Home / Lead News / Theresa May ready to cave in to hardline Brexiters’ demands

Theresa May ready to cave in to hardline Brexiters’ demands

PM set to cede on customs bill rather than allow Rees-Mogg to stage show of strength
Theresa May is preparing to cave in to hardline Brexiters over amendments to the customs bill rather than allow Jacob Rees-Mogg and colleagues to stage a show of parliamentary strength.
As the prime minister tries to sell her Chequers deal on Brexit to the public and her own backbenchers, the European Research Group (ERG) of pro-Brexit MPs tabled four amendments to the legislation last week.
The ERG believes May’s “facilitated customs arrangement”, which would see the UK collect EU tariffs on some imports, and plans for a “common rulebook” for goods and agriculture, would allow for too close a future relationship with the EU27.
Rees-Mogg held talks with the chief whip, Julian Smith, on Monday, and Downing Street suggested it had not ruled out accepting amendments that did not contradict government policy.
However, a source suggested there were still concerns about one of the four, which would prohibit HMRC from “collection of certain taxes or duties on behalf of territory without reciprocity” – a move aimed at blocking the facilitated customs arrangement.

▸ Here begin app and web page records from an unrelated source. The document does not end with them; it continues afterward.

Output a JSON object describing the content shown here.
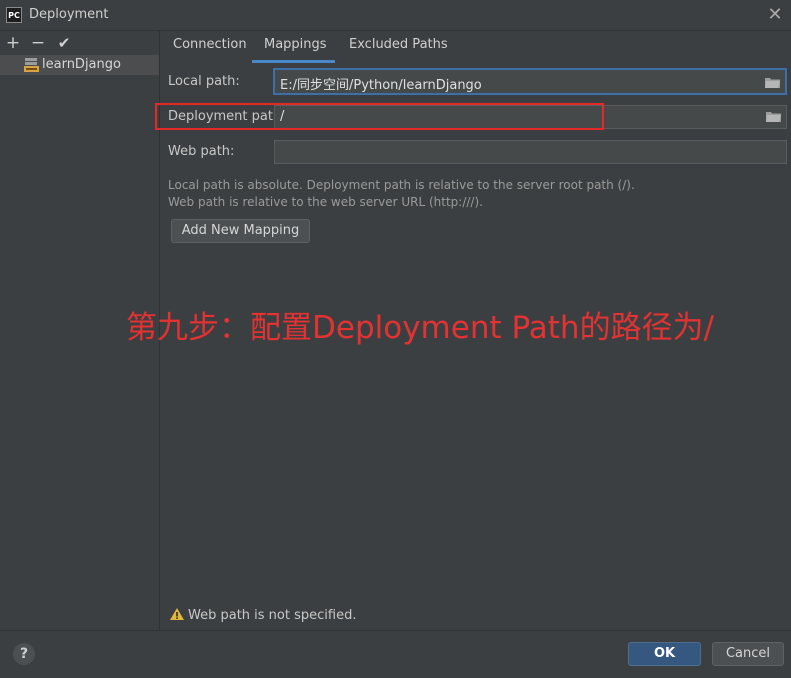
{
  "window": {
    "title": "Deployment",
    "app_badge": "PC",
    "close_glyph": "✕"
  },
  "toolbar": {
    "add": "+",
    "remove": "−",
    "check": "✔"
  },
  "servers": [
    {
      "name": "learnDjango",
      "icon": "sftp-server-icon"
    }
  ],
  "tabs": [
    {
      "label": "Connection"
    },
    {
      "label": "Mappings",
      "active": true
    },
    {
      "label": "Excluded Paths"
    }
  ],
  "mappings": {
    "local_path": {
      "label": "Local path:",
      "value": "E:/同步空间/Python/learnDjango"
    },
    "deployment_path": {
      "label": "Deployment path:",
      "value": "/"
    },
    "web_path": {
      "label": "Web path:",
      "value": ""
    },
    "hint_line1": "Local path is absolute. Deployment path is relative to the server root path (/).",
    "hint_line2": "Web path is relative to the web server URL (http:///).",
    "add_mapping_label": "Add New Mapping"
  },
  "annotation": "第九步：配置Deployment Path的路径为/",
  "warning": {
    "text": "Web path is not specified.",
    "icon": "warning-icon"
  },
  "footer": {
    "help": "?",
    "ok": "OK",
    "cancel": "Cancel"
  },
  "colors": {
    "accent": "#4a88c7",
    "annotation_red": "#e52929",
    "ok_button": "#365880",
    "background": "#3c3f41"
  }
}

A Downing Street spokesman said: “There are a number of amendments on both pieces of legislations and, as we did with the withdrawal bill, we will consider the amendments and set out our position in due course”.

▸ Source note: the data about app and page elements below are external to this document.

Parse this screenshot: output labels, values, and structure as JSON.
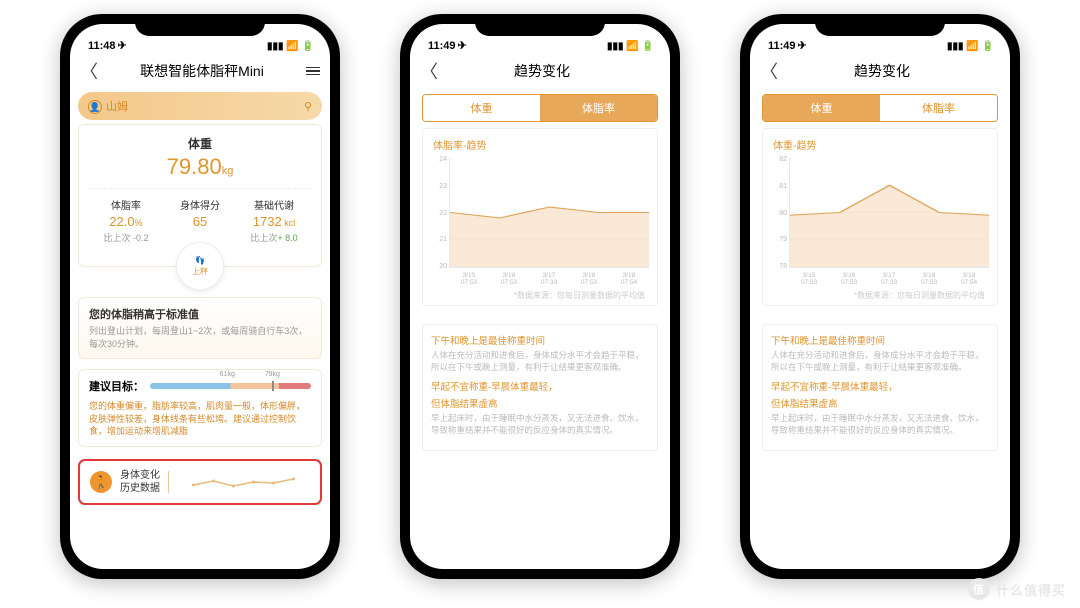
{
  "statusbar": {
    "time1": "11:48",
    "time2": "11:49",
    "time3": "11:49",
    "loc_arrow": "➤"
  },
  "phone1": {
    "title": "联想智能体脂秤Mini",
    "user": "山姆",
    "weight_label": "体重",
    "weight_value": "79.80",
    "weight_unit": "kg",
    "metrics": [
      {
        "label": "体脂率",
        "value": "22.0",
        "unit": "%",
        "diff_label": "比上次",
        "diff": "-0.2",
        "diff_class": ""
      },
      {
        "label": "身体得分",
        "value": "65",
        "unit": "",
        "diff_label": "",
        "diff": "",
        "diff_class": ""
      },
      {
        "label": "基础代谢",
        "value": "1732",
        "unit": " kcl",
        "diff_label": "比上次",
        "diff": "+ 8.0",
        "diff_class": "green"
      }
    ],
    "feet_label": "上秤",
    "tip_title": "您的体脂稍高于标准值",
    "tip_body": "列出登山计划，每周登山1~2次，或每周骑自行车3次，每次30分钟。",
    "goal_label": "建议目标：",
    "goal_tick1": "61kg",
    "goal_tick2": "79kg",
    "goal_desc": "您的体重偏重，脂肪率较高，肌肉量一般，体形偏胖，皮肤弹性较差，身体线条有些松垮。建议通过控制饮食，增加运动来增肌减脂",
    "bottom_line1": "身体变化",
    "bottom_line2": "历史数据"
  },
  "trend": {
    "title": "趋势变化",
    "tab_weight": "体重",
    "tab_fat": "体脂率",
    "note": "*数据来源：您每日测量数据的平均值",
    "advice_h1": "下午和晚上是最佳称重时间",
    "advice_p1": "人体在充分活动和进食后，身体成分水平才会趋于平稳，所以在下午或晚上测量，有利于让结果更客观准确。",
    "advice_h2a": "早起不宜称重-早晨体重最轻，",
    "advice_h2b": "但体脂结果虚高",
    "advice_p2": "早上起床时，由于睡眠中水分蒸发，又无法进食、饮水，导致称重结果并不能很好的反应身体的真实情况。"
  },
  "chart_data": [
    {
      "type": "area",
      "title": "体脂率-趋势",
      "categories": [
        "3/15 07:53",
        "3/16 07:53",
        "3/17 07:33",
        "3/18 07:53",
        "3/18 07:54"
      ],
      "values": [
        22.0,
        21.8,
        22.2,
        22.0,
        22.0
      ],
      "ylim": [
        20,
        24
      ],
      "yticks": [
        20,
        21,
        22,
        23,
        24
      ],
      "xlabel": "",
      "ylabel": ""
    },
    {
      "type": "area",
      "title": "体重-趋势",
      "categories": [
        "3/15 07:53",
        "3/16 07:53",
        "3/17 07:33",
        "3/18 07:53",
        "3/18 07:54"
      ],
      "values": [
        79.9,
        80.0,
        81.0,
        80.0,
        79.9
      ],
      "ylim": [
        78,
        82
      ],
      "yticks": [
        78,
        79,
        80,
        81,
        82
      ],
      "xlabel": "",
      "ylabel": ""
    }
  ],
  "watermark": "什么值得买"
}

Downing Street said it was “very clear that the proposal we put forward at Chequers delivers on the will of the people in the referendum”.
“Cabinet is behind it, businesses have come out to support it and now we need to get on with negotiating with the EU,” the spokesman said.
Scott Mann, the MP for North Cornwall, became the latest Conservative MP to resign a government post over the Chequers deal on Monday, in a rolling protest from concerned backbenchers.
A parliamentary private secretary at the Treasury – a junior government post – Mann said in his resignation letter: “Elements of the Brexit white paper will inevitably put me in direct conflict with the views expressed by a large section of my constituents.”
The prime minister was at Farnborough airshow on Monday morning, before heading back to Westminster to report to MPs on last week’s Nato summit.
Fears are growing at Westminster that there is now no Brexit deal – not the Chequers plan, nor David Davis’s Canada-style trade deal, nor a no-deal scenario – that could command the backing of a majority of MPs.
A senior Labour source expressed surprise the government had not postponed debate on the two bills when it announced planned parliamentary business at the end of last week rather than face the risk of a series of embarrassing defeats.
“They’re in a place where they don’t want votes that could look like a vote of confidence,” he said, adding: “The crunch might not come today but come the autumn there’s going to have to be a reckoning.”
Meanwhile, the former education secretary Justine Greening has become the most senior Conservative to lend her backing to the idea of a referendum to allow the public to have a say on the proposed Brexit deals.
Writing in the Times, the MP for Putney said the “only solution is to take the final Brexit decision out of the hands of deadlocked politicians” by letting voters choose from three options: May’s final deal, a no-deal Brexit or staying in the EU.
Greening proposed a system using first and second-preference votes to ensure the preferred model achieved more then 50% of the final vote.
Dominic Grieve, a Tory remainer, gave reluctant backing to the prime minister’s negotiating strategy, arguing May was “doing her best to minimise the damage that flows from the decision to leave the European Union” and that her approach was a lot better than the alternative being promoted by the hard Brexiters.
Writing in the Evening Standard, Grieve wrote that “in a deeply divided country we must either work together to get the best deal we can” and said it was necessary to accept compromise or the Tory right should accept that Brexit cannot be implemented.